The latest salvo in a marathon multibillion-dollar legal battle between global energy giant Chevron Corp. and a group of Ecuadorean residents over environmental damage begins Monday in a Toronto court.
Lawyers for both parties will meet before an Ontario Superior Court judge this week to argue pretrial motions related to whether a hefty foreign judgment should be recognized in Canada.
The Ecuadoreans will try to enforce the $9.51-billion (U.S.) award from an Ecuador court against the assets of Chevron subsidiaries in Canada. The company, however, will contend that the claim should be dismissed because Chevron Canada is a distinct entity that’s separated from its corporate parent with no business ties to Ecuador.
Closely watched by lawyers, the case, which started in Canada in 2012, is part of a broader trend that sees plaintiffs in developing countries come to Canada to seek relief against multinational companies.
The matter is back in Ontario after the Supreme Court of Canada said in 2015 that jurisdiction has been established and that the case can proceed. The country’s highest court held that there’s a low threshold for foreign judgment creditors to start recognition actions, boosting the litigation risks for multinational companies with assets in Canada.
The legal dispute between Chevron and the villagers in Ecuador has been playing out in courthouses around the world for decades. Since the first class-action lawsuit was filed 23 years ago in New York, lawyers representing the plaintiffs have tried to force Texaco Inc., which was acquired by Chevron in 2001, to pay damages for water and soil contamination that occurred in the oil-rich Lago Agrio region of Ecuador from 1964 to ’92. Texaco operated the project with Ecuador’s state oil company, Petroecuador.
The 47 plaintiffs in the Ontario action, which represent roughly 30,000 indigenous villagers in Ecuador, say their health and well-being has suffered because of Texaco’s former operations and the toxic waste that was left behind. Chevron, one of the largest oil companies in the world, has ferociously defended itself over the years. It has refused to settle the lawsuit or pay the amount the Ecuadorean court said it owed. The San Ramon, Calif.-based company says that Texaco paid its share of the cleanup costs after it ceased operations in the 1990s. But the plaintiffs disagree – they claim Texaco’s remediation of the contaminated site was incomplete. Since the company no longer owns any assets in the country, the Ecuadoreans have taken the legal fight overseas. They’ve mounted an attempt to seize any Chevron assets outside Ecuador.
The Ecuadoreans attempted to execute the judgment in the United States, but several courts have ruled that it isn’t enforceable in the United States after it was found that the plaintiffs’ legal counsel obtained the original decision in Ecuador through fraud, coercion and bribery. The Ecuadoreans dispute the findings.
“Even innocent clients may not benefit from the fraud of their attorney,” an August ruling from the U.S. Court of Appeals for the Second Circuit stated, upholding a lower-court decision.
In addition to their campaign in Canada, the plaintiffs have also made similar attempts to collect the $9.51-billion judgment in Brazil and Argentina.

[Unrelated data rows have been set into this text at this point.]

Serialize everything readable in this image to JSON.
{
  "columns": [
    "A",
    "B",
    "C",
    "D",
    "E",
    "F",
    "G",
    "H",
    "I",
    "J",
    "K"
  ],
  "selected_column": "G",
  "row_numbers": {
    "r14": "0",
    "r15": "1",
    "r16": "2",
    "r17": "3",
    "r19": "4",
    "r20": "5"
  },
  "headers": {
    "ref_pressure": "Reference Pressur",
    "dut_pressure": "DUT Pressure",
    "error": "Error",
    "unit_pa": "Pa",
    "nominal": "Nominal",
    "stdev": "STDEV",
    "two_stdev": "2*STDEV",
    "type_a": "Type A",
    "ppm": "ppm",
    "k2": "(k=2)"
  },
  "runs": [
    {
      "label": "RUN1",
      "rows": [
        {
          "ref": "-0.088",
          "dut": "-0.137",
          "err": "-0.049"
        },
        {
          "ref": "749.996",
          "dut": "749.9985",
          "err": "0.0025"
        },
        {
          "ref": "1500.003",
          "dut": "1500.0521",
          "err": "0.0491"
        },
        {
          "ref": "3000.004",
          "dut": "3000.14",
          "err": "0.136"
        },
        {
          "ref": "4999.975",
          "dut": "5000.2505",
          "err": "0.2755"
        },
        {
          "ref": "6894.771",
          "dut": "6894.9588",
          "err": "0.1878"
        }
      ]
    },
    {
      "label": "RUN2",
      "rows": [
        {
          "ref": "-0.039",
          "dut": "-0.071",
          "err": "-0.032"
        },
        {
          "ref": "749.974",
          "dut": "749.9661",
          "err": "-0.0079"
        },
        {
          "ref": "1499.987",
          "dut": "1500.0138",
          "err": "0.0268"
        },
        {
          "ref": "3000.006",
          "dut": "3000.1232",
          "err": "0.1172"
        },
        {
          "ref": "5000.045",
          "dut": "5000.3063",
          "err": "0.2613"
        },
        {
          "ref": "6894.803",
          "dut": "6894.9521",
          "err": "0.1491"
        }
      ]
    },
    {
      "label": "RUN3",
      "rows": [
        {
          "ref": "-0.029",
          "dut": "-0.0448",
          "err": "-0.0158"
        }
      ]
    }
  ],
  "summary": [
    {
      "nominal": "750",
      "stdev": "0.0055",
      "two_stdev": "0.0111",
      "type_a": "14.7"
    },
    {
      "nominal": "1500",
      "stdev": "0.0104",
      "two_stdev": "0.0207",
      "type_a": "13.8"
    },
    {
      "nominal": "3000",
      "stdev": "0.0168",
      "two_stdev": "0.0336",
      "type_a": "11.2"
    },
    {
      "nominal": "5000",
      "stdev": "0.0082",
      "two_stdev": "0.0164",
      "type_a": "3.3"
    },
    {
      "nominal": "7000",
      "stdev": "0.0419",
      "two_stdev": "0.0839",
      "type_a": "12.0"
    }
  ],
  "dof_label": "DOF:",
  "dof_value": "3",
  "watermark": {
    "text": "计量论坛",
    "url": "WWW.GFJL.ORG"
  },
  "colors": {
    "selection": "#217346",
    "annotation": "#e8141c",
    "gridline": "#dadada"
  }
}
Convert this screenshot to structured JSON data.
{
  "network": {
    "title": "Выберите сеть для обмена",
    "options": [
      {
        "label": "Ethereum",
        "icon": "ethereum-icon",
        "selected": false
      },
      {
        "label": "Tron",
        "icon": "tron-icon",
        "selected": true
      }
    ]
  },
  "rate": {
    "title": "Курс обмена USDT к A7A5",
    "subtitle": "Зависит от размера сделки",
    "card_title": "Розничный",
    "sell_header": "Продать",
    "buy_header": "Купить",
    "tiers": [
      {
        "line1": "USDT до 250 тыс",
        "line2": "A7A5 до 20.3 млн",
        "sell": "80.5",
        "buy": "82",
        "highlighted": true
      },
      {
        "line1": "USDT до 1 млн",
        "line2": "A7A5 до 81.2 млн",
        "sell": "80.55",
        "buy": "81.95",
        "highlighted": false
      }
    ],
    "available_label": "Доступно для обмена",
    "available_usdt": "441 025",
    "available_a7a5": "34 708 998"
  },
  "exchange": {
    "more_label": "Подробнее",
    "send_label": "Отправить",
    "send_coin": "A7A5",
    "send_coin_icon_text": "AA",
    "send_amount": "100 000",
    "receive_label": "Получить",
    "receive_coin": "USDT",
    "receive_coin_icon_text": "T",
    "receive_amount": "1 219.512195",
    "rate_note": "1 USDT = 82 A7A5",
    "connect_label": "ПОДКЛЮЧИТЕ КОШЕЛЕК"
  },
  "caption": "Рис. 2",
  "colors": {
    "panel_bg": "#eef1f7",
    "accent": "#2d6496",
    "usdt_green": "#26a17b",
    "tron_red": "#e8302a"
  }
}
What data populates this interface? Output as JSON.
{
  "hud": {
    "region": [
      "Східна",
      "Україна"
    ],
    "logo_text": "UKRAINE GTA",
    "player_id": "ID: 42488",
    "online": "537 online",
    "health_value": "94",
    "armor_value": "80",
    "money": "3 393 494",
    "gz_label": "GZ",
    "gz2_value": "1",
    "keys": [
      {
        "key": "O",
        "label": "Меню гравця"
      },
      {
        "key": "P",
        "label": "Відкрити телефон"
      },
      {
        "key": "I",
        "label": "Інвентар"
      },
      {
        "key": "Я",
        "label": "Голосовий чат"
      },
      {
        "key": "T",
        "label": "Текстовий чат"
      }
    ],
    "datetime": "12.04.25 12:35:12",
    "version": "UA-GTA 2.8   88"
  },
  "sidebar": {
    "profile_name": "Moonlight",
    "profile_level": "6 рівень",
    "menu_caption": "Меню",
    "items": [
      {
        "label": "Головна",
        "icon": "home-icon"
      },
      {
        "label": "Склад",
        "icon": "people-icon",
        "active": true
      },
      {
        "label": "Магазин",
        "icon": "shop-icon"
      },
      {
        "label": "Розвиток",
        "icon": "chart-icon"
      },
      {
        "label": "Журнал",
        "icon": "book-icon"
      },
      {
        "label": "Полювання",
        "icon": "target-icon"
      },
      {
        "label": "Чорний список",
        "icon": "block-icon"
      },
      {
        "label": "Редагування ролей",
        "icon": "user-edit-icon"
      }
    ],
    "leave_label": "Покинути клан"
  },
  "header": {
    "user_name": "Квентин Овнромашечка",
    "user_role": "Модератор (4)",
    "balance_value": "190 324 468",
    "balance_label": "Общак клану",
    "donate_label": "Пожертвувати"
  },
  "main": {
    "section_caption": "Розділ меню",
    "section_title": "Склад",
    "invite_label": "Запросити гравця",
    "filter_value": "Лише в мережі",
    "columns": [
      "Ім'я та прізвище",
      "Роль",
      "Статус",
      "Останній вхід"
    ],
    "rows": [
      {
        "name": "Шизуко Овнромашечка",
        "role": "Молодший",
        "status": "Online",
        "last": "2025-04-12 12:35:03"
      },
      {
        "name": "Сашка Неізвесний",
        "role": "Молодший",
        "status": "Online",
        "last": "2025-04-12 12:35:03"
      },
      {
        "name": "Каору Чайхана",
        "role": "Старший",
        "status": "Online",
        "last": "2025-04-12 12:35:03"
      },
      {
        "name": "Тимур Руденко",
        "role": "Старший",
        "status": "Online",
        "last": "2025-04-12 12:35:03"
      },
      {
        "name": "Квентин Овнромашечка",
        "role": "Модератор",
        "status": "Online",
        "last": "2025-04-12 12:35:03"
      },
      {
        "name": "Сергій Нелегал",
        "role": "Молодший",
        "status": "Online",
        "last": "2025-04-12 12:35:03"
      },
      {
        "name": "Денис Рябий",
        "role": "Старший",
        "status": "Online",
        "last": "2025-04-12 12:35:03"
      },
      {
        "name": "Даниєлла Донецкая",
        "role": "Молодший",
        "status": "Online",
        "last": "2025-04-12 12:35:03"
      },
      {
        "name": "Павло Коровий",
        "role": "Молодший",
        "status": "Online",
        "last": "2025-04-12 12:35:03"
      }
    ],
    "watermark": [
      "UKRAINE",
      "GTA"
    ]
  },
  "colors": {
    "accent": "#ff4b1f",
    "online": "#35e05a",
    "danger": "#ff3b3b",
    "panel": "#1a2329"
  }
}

A pillar of Chevron’s litigation strategy here in Canada continues to be a principle known as the corporate veil, or the legal separateness between a parent company and its subsidiaries that insulates one entity from the liabilities of the other.

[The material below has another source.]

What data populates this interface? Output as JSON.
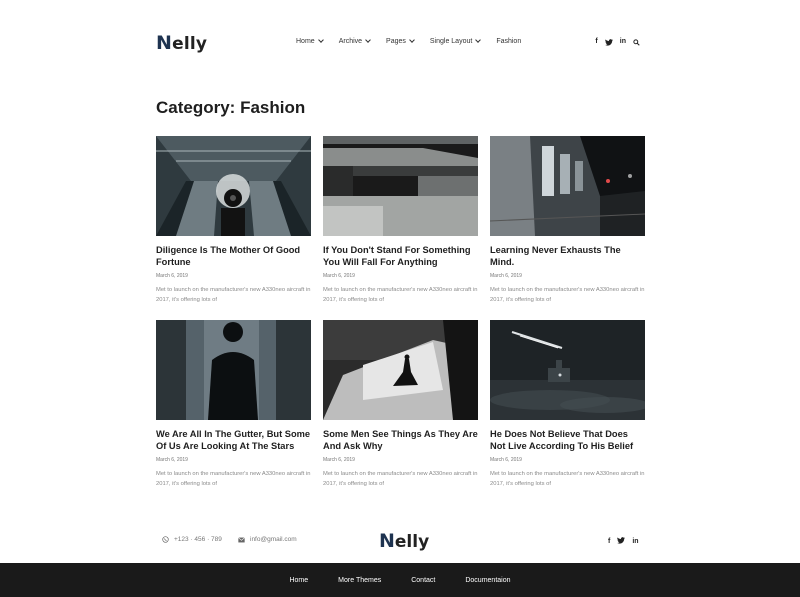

“The plaintiffs seek to evade the bedrock principle of corporate separateness in Ontario in an effort to apply pressure to Chevron Corp.,” lawyers for Chevron said in filings submitted this summer.
Chevron Canada, it contends, is a seventh-level indirect subsidiary of parent company Chevron Corp. with its own board and financials. However, it does receive “high-level oversight and strategic input” from its U.S. parent, lawyers for the Chevron companies said in their filings.